By Henning Mankell
REVIEWED BY MURIEL DOBBIN
It begins with a starving wolf chewing on the leg of a man slain in a village massacre in Sweden. And it ends with the wolf.
In between, Henning Mankell takes his readers from Sweden to England, Africa and China on a whirlwind of an international plot that has its roots in the desperation of Chinese slave workers that evolved into the slaying of 19 Swedes by a hit man wielding a sword.
Simple it’s not. But Mr. Mankell never is. This is one of his most complicated and skilled mysteries, in which dark threads are woven into an unlikely conclusion. His writing is reflected in the first sentences of this latest book, which read, “Frozen snow, severe frost. Midwinter … a lone wolf crosses the unmarked border and enters Sweden from Norway. … It is beginning to feel the pain of hunger and is desperately searching for food.”
The hungry young wolf finds food after it detects the smell of blood in the tiny village of Hesjovallen.
What it has welcomed as nourishment causes a heart attack for a wandering photographer confronted by the horror of what he sees in the houses of the remote little village. It becomes an international crime scene, invaded by police and journalists. Strangely, it also attracts the attention of Birgitta Roslin, a judge in a Swedish city, who suddenly realizes she has a connection to the victms of the village. She is drawn reluctantly into the investigation, in which her only clue is a red ribbon found at the scene, with its match at a restaurant in a nearby town where a mysterious Chinese stranger had spent the night of the killings.
Of course, this is only the beginning. Mr. Mankell’s latest thriller charges along, and it is not only about murder. Its reach is global, and its cast ranges from the Swedish judge who inadvertently becomes involved in an international nightmare to three brothers fleeing brutality and slavery in 19th-century China and America.
Their descendant is Ya Ru, a modern Chinese tycoon who “always looked to the leopard when he wanted to understand his own behavior and that of others. He was the leopard, and he also was the stallion that fought off all challengers in order to become the sole emperor.”
His ambitions are transcontinental, involving sending millions of peasants to African countries to increase Chinese power in a “cynical repetition of the colonialism practised earlier by the Western world.” It is his concept of a challenge to all that China might be, in a nation where those without power had no hope of ever achieving it. The diaries of Ya Ru and the translations made by his sister, Hong, whom he has had murdered to prevent her interference with his goals, are a key to the mystery that stretches across continents to a Swedish village in midwinter.

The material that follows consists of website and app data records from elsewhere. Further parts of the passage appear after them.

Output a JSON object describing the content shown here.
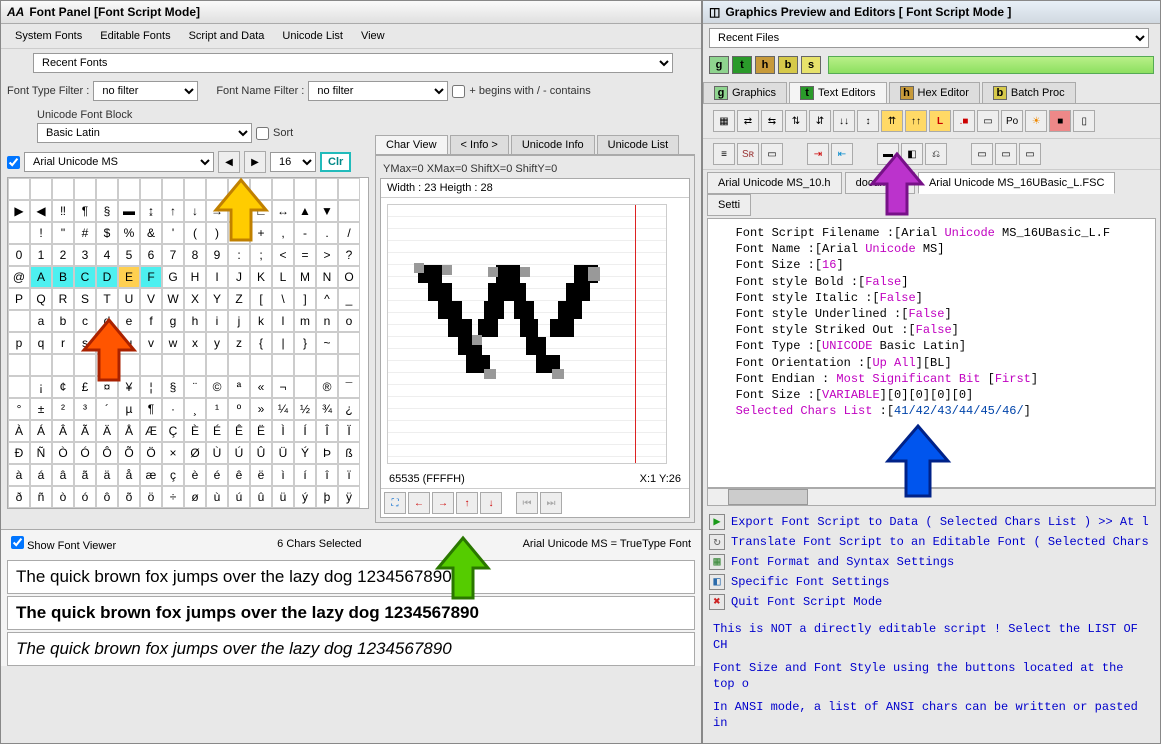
{
  "left": {
    "title": "Font Panel [Font Script Mode]",
    "menus": [
      "System Fonts",
      "Editable Fonts",
      "Script and Data",
      "Unicode List",
      "View"
    ],
    "recent": "Recent Fonts",
    "filter_type_label": "Font Type Filter :",
    "filter_type": "no filter",
    "filter_name_label": "Font Name Filter :",
    "filter_name": "no filter",
    "begins_label": "+ begins with / - contains",
    "block_label": "Unicode Font Block",
    "block": "Basic Latin",
    "sort": "Sort",
    "font": "Arial Unicode MS",
    "size": "16",
    "clr": "Clr",
    "charview_tabs": [
      "Char View",
      "< Info >",
      "Unicode Info",
      "Unicode List"
    ],
    "ymax": "YMax=0  XMax=0  ShiftX=0  ShiftY=0",
    "wh": "Width : 23  Heigth : 28",
    "hex": "65535  (FFFFH)",
    "xy": "X:1 Y:26",
    "show_viewer": "Show Font Viewer",
    "chars_selected": "6 Chars Selected",
    "tt": "Arial Unicode MS = TrueType Font",
    "sample": "The quick brown fox jumps over the lazy dog 1234567890",
    "gridrows": [
      [
        "",
        "",
        "",
        "",
        "",
        "",
        "",
        "",
        "",
        "",
        "",
        "",
        "",
        "",
        "",
        ""
      ],
      [
        "▶",
        "◀",
        "‼",
        "¶",
        "§",
        "▬",
        "↨",
        "↑",
        "↓",
        "→",
        "←",
        "∟",
        "↔",
        "▲",
        "▼",
        ""
      ],
      [
        "",
        "!",
        "\"",
        "#",
        "$",
        "%",
        "&",
        "'",
        "(",
        ")",
        "*",
        "+",
        ",",
        "-",
        ".",
        "/"
      ],
      [
        "0",
        "1",
        "2",
        "3",
        "4",
        "5",
        "6",
        "7",
        "8",
        "9",
        ":",
        ";",
        "<",
        "=",
        ">",
        "?"
      ],
      [
        "@",
        "A",
        "B",
        "C",
        "D",
        "E",
        "F",
        "G",
        "H",
        "I",
        "J",
        "K",
        "L",
        "M",
        "N",
        "O"
      ],
      [
        "P",
        "Q",
        "R",
        "S",
        "T",
        "U",
        "V",
        "W",
        "X",
        "Y",
        "Z",
        "[",
        "\\",
        "]",
        "^",
        "_"
      ],
      [
        "",
        "a",
        "b",
        "c",
        "d",
        "e",
        "f",
        "g",
        "h",
        "i",
        "j",
        "k",
        "l",
        "m",
        "n",
        "o"
      ],
      [
        "p",
        "q",
        "r",
        "s",
        "t",
        "u",
        "v",
        "w",
        "x",
        "y",
        "z",
        "{",
        "|",
        "}",
        "~",
        ""
      ],
      [
        "",
        "",
        "",
        "",
        "",
        "",
        "",
        "",
        "",
        "",
        "",
        "",
        "",
        "",
        "",
        ""
      ],
      [
        "",
        "¡",
        "¢",
        "£",
        "¤",
        "¥",
        "¦",
        "§",
        "¨",
        "©",
        "ª",
        "«",
        "¬",
        "­",
        "®",
        "¯"
      ],
      [
        "°",
        "±",
        "²",
        "³",
        "´",
        "µ",
        "¶",
        "·",
        "¸",
        "¹",
        "º",
        "»",
        "¼",
        "½",
        "¾",
        "¿"
      ],
      [
        "À",
        "Á",
        "Â",
        "Ã",
        "Ä",
        "Å",
        "Æ",
        "Ç",
        "È",
        "É",
        "Ê",
        "Ë",
        "Ì",
        "Í",
        "Î",
        "Ï"
      ],
      [
        "Ð",
        "Ñ",
        "Ò",
        "Ó",
        "Ô",
        "Õ",
        "Ö",
        "×",
        "Ø",
        "Ù",
        "Ú",
        "Û",
        "Ü",
        "Ý",
        "Þ",
        "ß"
      ],
      [
        "à",
        "á",
        "â",
        "ã",
        "ä",
        "å",
        "æ",
        "ç",
        "è",
        "é",
        "ê",
        "ë",
        "ì",
        "í",
        "î",
        "ï"
      ],
      [
        "ð",
        "ñ",
        "ò",
        "ó",
        "ô",
        "õ",
        "ö",
        "÷",
        "ø",
        "ù",
        "ú",
        "û",
        "ü",
        "ý",
        "þ",
        "ÿ"
      ]
    ]
  },
  "right": {
    "title": "Graphics Preview and Editors [ Font Script Mode ]",
    "recent": "Recent Files",
    "colorbtns": [
      "g",
      "t",
      "h",
      "b",
      "s"
    ],
    "colors": [
      "#8fd48f",
      "#2a9a2a",
      "#c79a3a",
      "#d6c94a",
      "#e7e26b"
    ],
    "tabs": [
      {
        "icon": "g",
        "label": "Graphics"
      },
      {
        "icon": "t",
        "label": "Text Editors"
      },
      {
        "icon": "h",
        "label": "Hex Editor"
      },
      {
        "icon": "b",
        "label": "Batch Proc"
      }
    ],
    "filetabs": [
      "Arial Unicode MS_10.h",
      "document",
      "Arial Unicode MS_16UBasic_L.FSC",
      "Setti"
    ],
    "code_lines": [
      [
        "Font Script Filename :[Arial ",
        "Unicode",
        " MS_16UBasic_L.F"
      ],
      [
        "Font Name :[Arial ",
        "Unicode",
        " MS]"
      ],
      [
        "Font Size :[",
        "16",
        "]"
      ],
      [
        "Font style Bold :[",
        "False",
        "]"
      ],
      [
        "Font style Italic :[",
        "False",
        "]"
      ],
      [
        "Font style Underlined :[",
        "False",
        "]"
      ],
      [
        "Font style Striked Out :[",
        "False",
        "]"
      ],
      [
        "Font Type :[",
        "UNICODE",
        " Basic Latin]"
      ],
      [
        "Font Orientation :[",
        "Up All",
        "][BL]"
      ],
      [
        "Font Endian : ",
        "Most Significant Bit",
        " [",
        "First",
        "]"
      ],
      [
        "Font Size :[",
        "VARIABLE",
        "][0][0][0][0]"
      ],
      [
        "Selected Chars List",
        " :[",
        "41/42/43/44/45/46/",
        "]"
      ]
    ],
    "links": [
      {
        "color": "#1a9a1a",
        "text": "Export Font Script to Data  ( Selected Chars List ) >> At l"
      },
      {
        "color": "#666",
        "text": "Translate Font Script to an Editable Font ( Selected Chars"
      },
      {
        "color": "#3a8a3a",
        "text": "Font Format and Syntax Settings"
      },
      {
        "color": "#2a6aaa",
        "text": "Specific Font Settings"
      },
      {
        "color": "#cc2222",
        "text": "Quit Font Script Mode"
      }
    ],
    "note1": "This is NOT a directly editable script ! Select the LIST OF CH",
    "note2": "Font Size and Font Style using the buttons located at the top o",
    "note3": "In ANSI mode, a list of ANSI chars can be written or pasted in"
  }
}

Mr. Mankell leaps philosophical and psychological obstacles as his plot picks up speed, and his characters ultimately spin around the sinister and lethal figure of Ya Ru. The Swedish judge, who does not entirely understand why she is making the most dangerous quest of her life, is aware of the menace that threatens her.
It is characteristic of Ya Ru that his chosen method of destruction for those who impede his path is ground glass, an ancient Chinese method of assassination. The inclusion of reality in the form of Chinese leaders and those who came to power in Africa after the end of British colonialism gives strength to Ya Ru’s philosophy and also to Mr. Mankell’s theme of inexorable revenge.
Liu, the killer of the villagers, recalls on the brink of the massacre in the village what Ya Ru had told him in the course of a journey that had continued for many years across continents, filled with fear and death and unbearable persecution:
“And now came the necessary ending, the revenge. … He had been given the task of putting an end to that painful dirge. He tried to think of the people in the silent houses that way. They all had white faces; they were the demons of evil.” Perhaps the darkest irony is that the devoted and dedicated Liu is also killed with the same indifference with which Ya Ru murders his sister. The wolf who first found the village of the dead is eventually shot as it continues to search for food.
“The hamlet of Hesjovallen is empty,” the author notes, “Nobody lived there any more. Fall was closing in … People were beginning to prepare themselves for another long winter.” Perhaps that is the ultimate revenge of Ya Ru.
Muriel Dobbin is a former White House and national political reporter for McClatchy newspapers and the Baltimore Sun.